Like many African countries, Uganda faces the problem of poor or failed implementation of state polices and government programmes. There is a big gulf between policy making and actual implementation. This article locates the source of the problem in the nature of Uganda’s contemporary politics under the regime of President Yoweri Museveni. The article argues that at the root of poor policy implementation is the failure to build robust institutional capacity through a merit-based public system. To understand Uganda’s weak implementation capacity, we need to look at the politics of elite-inclusion and “broad-base” that started with the “Movement” no-party system. By prioritizing the politics of “broad-base,” Museveni’s regime opened up the Ugandan society to wider elite political participation and mass representation, and achieved modest progress in institutionalizing decision/policy-making power. However, simultaneously, the politics of “broad-base” also engendered patronage politics and endemic corruption, which have greatly compromised building the institutional capacity to implement policies and programs.

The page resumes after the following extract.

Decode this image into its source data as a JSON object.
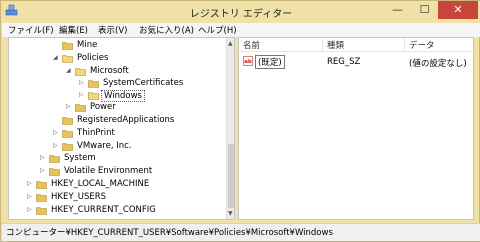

Since 1986, the idea of “broad-base” as the founding approach of power sharing became an entrenched strategy of keeping state power even after reverting to multiparty politics in 2005. The net outcome has been the continuation of deleterious patronage-politics at odds with the imperatives of a development-oriented state.